Thursday, 28th November 2019

Yesterday, the European Parliament announced the passing of a resolution on children’s rights on the occasion of the 30th anniversary of the UN Convention on the Rights of the Child. Following a debate, the Parliament voted to pass a new resolution calling on Member States to improve access to children’s rights.

The resolution urges European governments to reaffirm their commitment to children’s rights. Drawing attention to the rights of child victims of trafficking, the resolution reiterates its call for Member States to fully implement the EU Anti-Trafficking Directive with a focus on preventative measures and ensuring accountability towards victims.

Importantly, it urges Member States to ensure all children in migration are treated as children first and foremost by authorities.
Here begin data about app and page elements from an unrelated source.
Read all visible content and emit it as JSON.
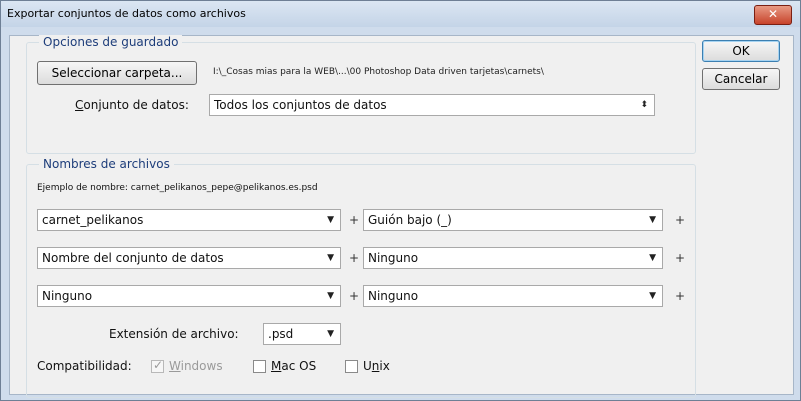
{
  "window": {
    "title": "Exportar conjuntos de datos como archivos",
    "close_label": "✕"
  },
  "buttons": {
    "ok": "OK",
    "cancel": "Cancelar"
  },
  "save_options": {
    "legend": "Opciones de guardado",
    "select_folder": "Seleccionar carpeta...",
    "folder_path": "I:\\_Cosas mias para la WEB\\...\\00 Photoshop Data driven tarjetas\\carnets\\",
    "dataset_label_pre": "C",
    "dataset_label_post": "onjunto de datos:",
    "dataset_value": "Todos los conjuntos de datos"
  },
  "file_names": {
    "legend": "Nombres de archivos",
    "example": "Ejemplo de nombre:  carnet_pelikanos_pepe@pelikanos.es.psd",
    "rows": [
      {
        "left": "carnet_pelikanos",
        "right": "Guión bajo (_)"
      },
      {
        "left": "Nombre del conjunto de datos",
        "right": "Ninguno"
      },
      {
        "left": "Ninguno",
        "right": "Ninguno"
      }
    ],
    "extension_label": "Extensión de archivo:",
    "extension_value": ".psd",
    "compat_label": "Compatibilidad:",
    "windows_pre": "W",
    "windows_post": "indows",
    "mac_pre": "M",
    "mac_post": "ac OS",
    "unix_pre": "U",
    "unix_mid": "n",
    "unix_post": "ix",
    "windows_checked": true,
    "mac_checked": false,
    "unix_checked": false
  }
}
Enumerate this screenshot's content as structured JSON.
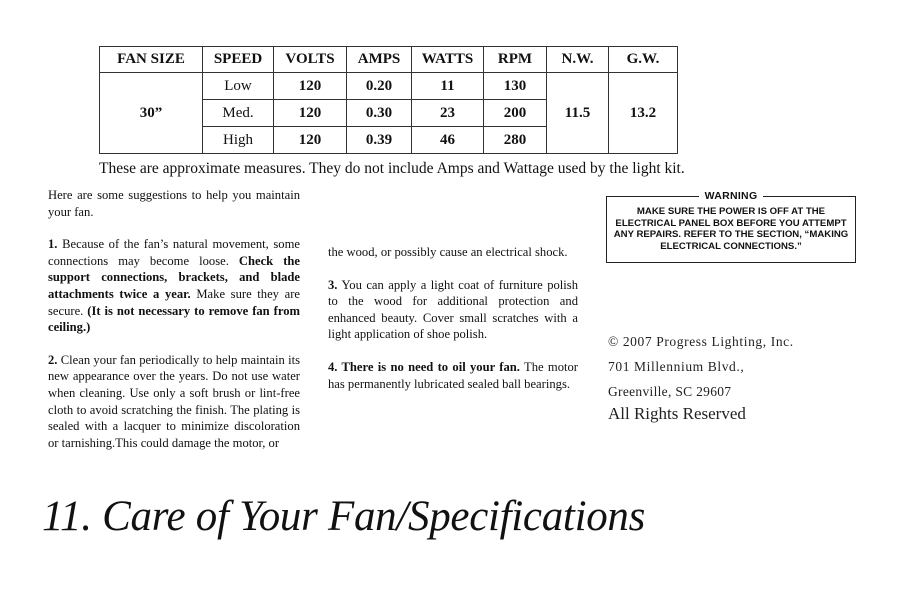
{
  "spec_table": {
    "headers": [
      "FAN SIZE",
      "SPEED",
      "VOLTS",
      "AMPS",
      "WATTS",
      "RPM",
      "N.W.",
      "G.W."
    ],
    "fan_size": "30”",
    "rows": [
      {
        "speed": "Low",
        "volts": "120",
        "amps": "0.20",
        "watts": "11",
        "rpm": "130"
      },
      {
        "speed": "Med.",
        "volts": "120",
        "amps": "0.30",
        "watts": "23",
        "rpm": "200"
      },
      {
        "speed": "High",
        "volts": "120",
        "amps": "0.39",
        "watts": "46",
        "rpm": "280"
      }
    ],
    "net_weight": "11.5",
    "gross_weight": "13.2",
    "note": "These are approximate measures. They do not include Amps and Wattage used by the light kit."
  },
  "care": {
    "intro": "Here are some suggestions to help you maintain your fan.",
    "item1": {
      "num": "1.",
      "text_a": " Because of the fan’s natural movement, some connections may become loose. ",
      "bold_a": "Check the support connections, brackets, and blade attachments twice a year.",
      "text_b": " Make sure they are secure. ",
      "bold_b": "(It is not necessary to remove fan from ceiling.)"
    },
    "item2": {
      "num": "2.",
      "text": " Clean your fan periodically to help maintain its new appearance over the years. Do not use water when cleaning.  Use only a soft brush or lint-free cloth to avoid scratching the finish.  The plating is sealed with a lacquer to minimize discoloration or tarnishing.This could damage the motor, or",
      "continued": "the wood, or possibly cause an electrical shock."
    },
    "item3": {
      "num": "3.",
      "text": " You can apply a light coat of furniture polish to the wood for additional protection and enhanced beauty. Cover small scratches with a light application of shoe polish."
    },
    "item4": {
      "bold": "4. There is no need to oil your fan.",
      "text": " The motor has permanently lubricated sealed ball bearings."
    }
  },
  "warning": {
    "title": "WARNING",
    "body": "MAKE SURE THE POWER IS OFF AT THE ELECTRICAL PANEL BOX BEFORE YOU ATTEMPT ANY REPAIRS. REFER TO THE SECTION, “MAKING ELECTRICAL CONNECTIONS.”"
  },
  "copyright": {
    "line1": "© 2007 Progress Lighting, Inc.",
    "line2": "701 Millennium Blvd.,",
    "line3": "Greenville, SC 29607",
    "line4": "All Rights Reserved"
  },
  "page_title": "11. Care of Your Fan/Specifications"
}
This includes ensuring child protection rather than migration policy is the leading principle for Member States and the European Union regarding the treatment of children.

The resolution makes clear that the best interests of children should be a primary consideration in all decisions concerning them, making particular reference to the best interests of children in migration – something which is at the heart of our stable futures campaign. Meaningful child participation in legislation is also called for in the resolution.
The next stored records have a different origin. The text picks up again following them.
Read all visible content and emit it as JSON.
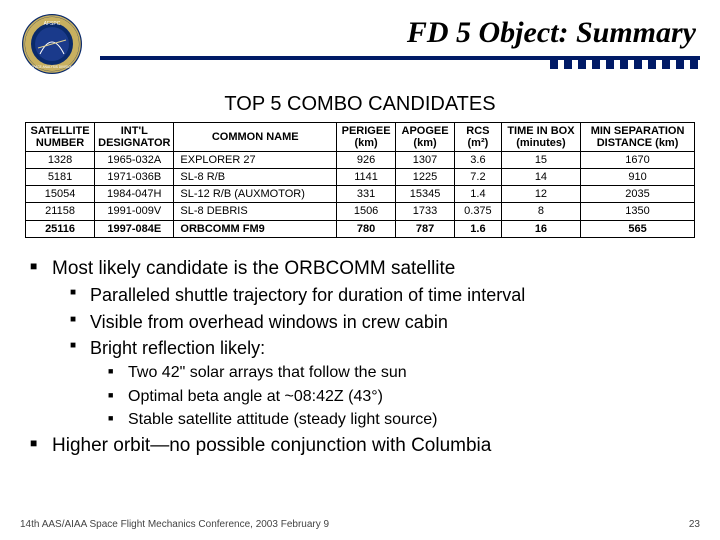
{
  "header": {
    "title": "FD 5 Object: Summary",
    "logo_top": "AFSPC",
    "logo_bottom": "SPACE ANALYSIS DIVISION"
  },
  "subheader": "TOP 5 COMBO CANDIDATES",
  "table": {
    "headers": [
      "SATELLITE NUMBER",
      "INT'L DESIGNATOR",
      "COMMON NAME",
      "PERIGEE (km)",
      "APOGEE (km)",
      "RCS (m²)",
      "TIME IN BOX (minutes)",
      "MIN SEPARATION DISTANCE (km)"
    ],
    "rows": [
      {
        "cells": [
          "1328",
          "1965-032A",
          "EXPLORER 27",
          "926",
          "1307",
          "3.6",
          "15",
          "1670"
        ],
        "bold": false
      },
      {
        "cells": [
          "5181",
          "1971-036B",
          "SL-8 R/B",
          "1141",
          "1225",
          "7.2",
          "14",
          "910"
        ],
        "bold": false
      },
      {
        "cells": [
          "15054",
          "1984-047H",
          "SL-12 R/B (AUXMOTOR)",
          "331",
          "15345",
          "1.4",
          "12",
          "2035"
        ],
        "bold": false
      },
      {
        "cells": [
          "21158",
          "1991-009V",
          "SL-8 DEBRIS",
          "1506",
          "1733",
          "0.375",
          "8",
          "1350"
        ],
        "bold": false
      },
      {
        "cells": [
          "25116",
          "1997-084E",
          "ORBCOMM FM9",
          "780",
          "787",
          "1.6",
          "16",
          "565"
        ],
        "bold": true
      }
    ]
  },
  "bullets": {
    "b1": "Most likely candidate is the ORBCOMM satellite",
    "b1a": "Paralleled shuttle trajectory for duration of time interval",
    "b1b": "Visible from overhead windows in crew cabin",
    "b1c": "Bright reflection likely:",
    "b1c1": "Two 42\" solar arrays that follow the sun",
    "b1c2": "Optimal beta angle at ~08:42Z (43°)",
    "b1c3": "Stable satellite attitude (steady light source)",
    "b2": "Higher orbit—no possible conjunction with Columbia"
  },
  "footer": {
    "left": "14th AAS/AIAA Space Flight Mechanics Conference, 2003 February 9",
    "right": "23"
  }
}
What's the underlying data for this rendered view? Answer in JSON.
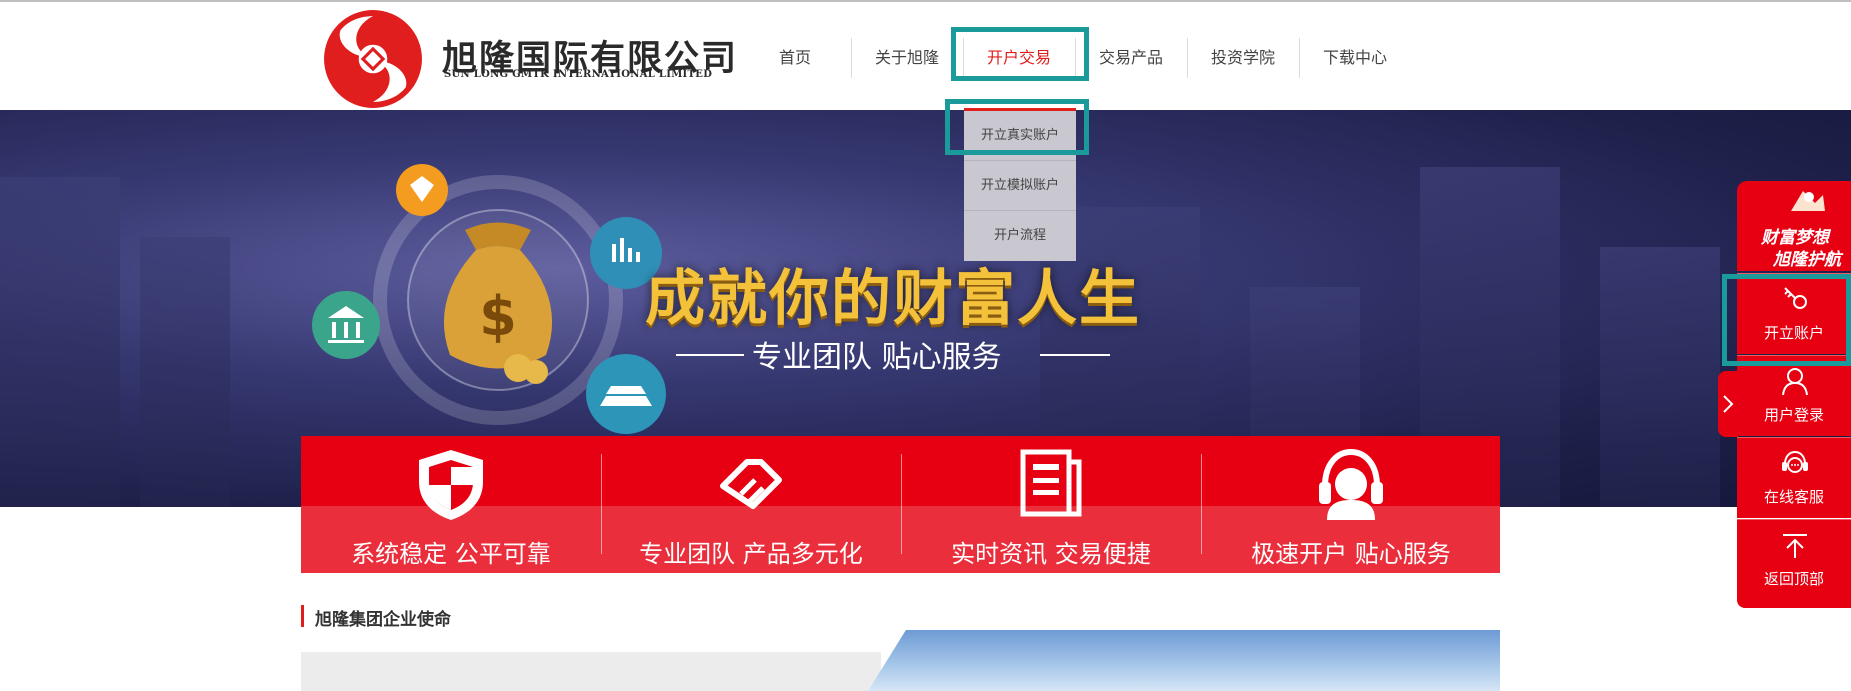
{
  "header": {
    "company_name": "旭隆国际有限公司",
    "company_name_en": "SUN LONG GMTK INTERNATIONAL LIMITED",
    "nav": [
      {
        "label": "首页"
      },
      {
        "label": "关于旭隆"
      },
      {
        "label": "开户交易"
      },
      {
        "label": "交易产品"
      },
      {
        "label": "投资学院"
      },
      {
        "label": "下载中心"
      }
    ],
    "active_nav": "开户交易"
  },
  "dropdown": {
    "items": [
      "开立真实账户",
      "开立模拟账户",
      "开户流程"
    ]
  },
  "banner": {
    "slogan_main": "成就你的财富人生",
    "slogan_sub": "专业团队 贴心服务"
  },
  "features": [
    {
      "label": "系统稳定 公平可靠",
      "icon": "shield-icon"
    },
    {
      "label": "专业团队 产品多元化",
      "icon": "handshake-icon"
    },
    {
      "label": "实时资讯 交易便捷",
      "icon": "document-icon"
    },
    {
      "label": "极速开户 贴心服务",
      "icon": "headset-icon"
    }
  ],
  "mission": {
    "title": "旭隆集团企业使命"
  },
  "sidebar": {
    "slogan_line1": "财富梦想",
    "slogan_line2": "旭隆护航",
    "items": [
      {
        "label": "开立账户",
        "icon": "key-icon"
      },
      {
        "label": "用户登录",
        "icon": "user-icon"
      },
      {
        "label": "在线客服",
        "icon": "chat-icon"
      },
      {
        "label": "返回顶部",
        "icon": "arrow-up-icon"
      }
    ]
  },
  "colors": {
    "brand_red": "#e60012",
    "highlight_teal": "#1a9a9a",
    "banner_navy": "#23255a",
    "gold": "#f4c13a"
  }
}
Additionally, the Parliament urged European governments to improve the protection of unaccompanied children in the European Union and to address continued breaches of their fundamental rights.

Laura Durán, Senior Research and Policy Officer at ECPAT UK, said

‘We are delighted to see the European Parliament standing up for the rights of children in migration and stating their resolve to tackle crimes of violence against children.

'The resolution mirrors many of our priorities for children's rights in the UK and we call upon the next UK Government to implement these measures without delay.'


Press contact

Sinead Geoghegan, Communications and Media Manager, ECPAT UK, [email protected], 0207 607 2136